▶ **What you have to do**: The result should be every line of the listing that contains "parameters".

▶ **Available records**:

****

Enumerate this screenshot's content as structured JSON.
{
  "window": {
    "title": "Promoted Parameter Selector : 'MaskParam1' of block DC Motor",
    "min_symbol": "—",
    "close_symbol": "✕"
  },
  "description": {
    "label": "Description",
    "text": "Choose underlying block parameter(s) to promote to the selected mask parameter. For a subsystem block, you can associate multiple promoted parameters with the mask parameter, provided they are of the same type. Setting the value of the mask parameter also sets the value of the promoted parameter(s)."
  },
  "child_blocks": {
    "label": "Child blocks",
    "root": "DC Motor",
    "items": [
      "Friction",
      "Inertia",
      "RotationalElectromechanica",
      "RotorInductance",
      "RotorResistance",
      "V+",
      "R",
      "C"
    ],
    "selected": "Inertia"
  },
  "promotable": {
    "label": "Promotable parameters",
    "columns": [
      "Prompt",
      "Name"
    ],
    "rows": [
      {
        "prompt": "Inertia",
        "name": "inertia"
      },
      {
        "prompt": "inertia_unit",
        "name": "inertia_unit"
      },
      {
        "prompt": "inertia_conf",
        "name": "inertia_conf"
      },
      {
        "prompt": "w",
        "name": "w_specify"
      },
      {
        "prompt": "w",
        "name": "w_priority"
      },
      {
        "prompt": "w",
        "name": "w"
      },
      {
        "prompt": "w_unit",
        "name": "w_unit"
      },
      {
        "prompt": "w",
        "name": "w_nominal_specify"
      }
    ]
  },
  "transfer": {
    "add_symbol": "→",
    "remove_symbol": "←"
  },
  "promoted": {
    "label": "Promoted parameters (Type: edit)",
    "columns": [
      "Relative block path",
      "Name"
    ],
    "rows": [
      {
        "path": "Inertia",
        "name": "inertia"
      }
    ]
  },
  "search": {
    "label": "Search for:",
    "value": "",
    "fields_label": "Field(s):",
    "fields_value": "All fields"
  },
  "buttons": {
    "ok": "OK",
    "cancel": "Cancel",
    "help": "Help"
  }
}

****

▶ **Answer space**:
    "text": "Choose underlying block parameter(s) to promote to the selected mask parameter. For a subsystem block, you can associate multiple promoted parameters with the mask parameter, provided they are of the same type. Setting the value of the mask parameter also sets the value of the promoted parameter(s)."
    "label": "Promotable parameters",
    "label": "Promoted parameters (Type: edit)",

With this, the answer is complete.